Temperatures may change enough between day and night to melt the surface of a gallium "sea" but unlike water, liquid gallium is opaque, so the stellar radiation can't penetrate and even slightly warm the liquid below the surface.
Therefore, if the sea is to become liquid at all, there needs to be enough heat flux from below (from inside the planet, that is) to keep most of the sea melted, so freezing only takes place at the surface (mainly due to radiative cooling at night). The result, given that solid gallium floats in the liquid much like ice in water, is that you'll get a skim of "ice" that slowly thickens the longer the surface stays cold.
During local winter, this "skim" might get thick enough to support substantial loads, as does ice on lakes or seas in subArctic and Arctic climates on Earth. In local summer, the gallium might remain liquid day and night, or barely skim over.
As noted above, most metals are bad choices for gallium sailing -- however, composites are not affected this way.
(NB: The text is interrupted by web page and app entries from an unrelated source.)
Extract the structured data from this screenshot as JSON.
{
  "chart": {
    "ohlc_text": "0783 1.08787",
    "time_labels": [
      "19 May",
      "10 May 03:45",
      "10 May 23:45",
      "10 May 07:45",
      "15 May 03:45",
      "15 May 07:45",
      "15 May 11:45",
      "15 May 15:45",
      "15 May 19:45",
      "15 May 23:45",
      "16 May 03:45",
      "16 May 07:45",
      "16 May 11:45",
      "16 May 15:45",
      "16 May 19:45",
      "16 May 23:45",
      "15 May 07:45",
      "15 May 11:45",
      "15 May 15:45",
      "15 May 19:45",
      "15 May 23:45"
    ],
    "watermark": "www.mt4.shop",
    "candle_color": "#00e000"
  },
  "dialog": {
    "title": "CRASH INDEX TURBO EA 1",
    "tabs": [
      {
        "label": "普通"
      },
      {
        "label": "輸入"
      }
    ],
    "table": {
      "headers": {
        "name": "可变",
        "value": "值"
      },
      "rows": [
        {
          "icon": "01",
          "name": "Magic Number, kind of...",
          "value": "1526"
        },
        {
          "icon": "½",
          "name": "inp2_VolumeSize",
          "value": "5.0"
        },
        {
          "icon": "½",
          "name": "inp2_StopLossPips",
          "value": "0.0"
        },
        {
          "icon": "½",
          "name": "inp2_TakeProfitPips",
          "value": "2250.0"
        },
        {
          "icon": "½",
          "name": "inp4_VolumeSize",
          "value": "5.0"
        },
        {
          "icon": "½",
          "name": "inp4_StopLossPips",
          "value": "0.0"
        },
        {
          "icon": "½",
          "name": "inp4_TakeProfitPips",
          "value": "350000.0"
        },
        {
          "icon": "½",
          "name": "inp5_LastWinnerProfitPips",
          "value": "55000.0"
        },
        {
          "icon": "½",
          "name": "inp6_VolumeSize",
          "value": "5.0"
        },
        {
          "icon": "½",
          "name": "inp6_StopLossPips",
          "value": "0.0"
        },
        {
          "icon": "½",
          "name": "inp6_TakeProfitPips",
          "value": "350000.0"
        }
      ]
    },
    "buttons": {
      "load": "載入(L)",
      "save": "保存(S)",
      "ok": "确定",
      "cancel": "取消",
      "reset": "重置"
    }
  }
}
Wood, composite or inflatable hulls might be a very viable choice, with sail power (engines always seem to want to put metal parts in the "water"). The hull(s) could be very small relative to the load, compared to what water-borne sailors are used to, leading to the likelihood of tricycle layouts with small floats supporting a load-bearing framework -- more like ice boats than Earth ships.
The brilliant part of this is that it would be almost impossible for a "man overboard" to drown -- hypothermia could be an issue, over time; despite being as temperate as a tropical Earth sea just to remain liquid, the gallium will conduct body heat away far faster than even sea water, but a person would float far higher than is the case even in hypersaline water like the Dead Sea (though not anything like as high as in old pictures of huge mercury pools). Standard overboard survival drill would be to lie still, on your back, with arms and legs spread for stability, and wait for rescue. Swimming would be more like crawling in very soupy mud than what we're used to.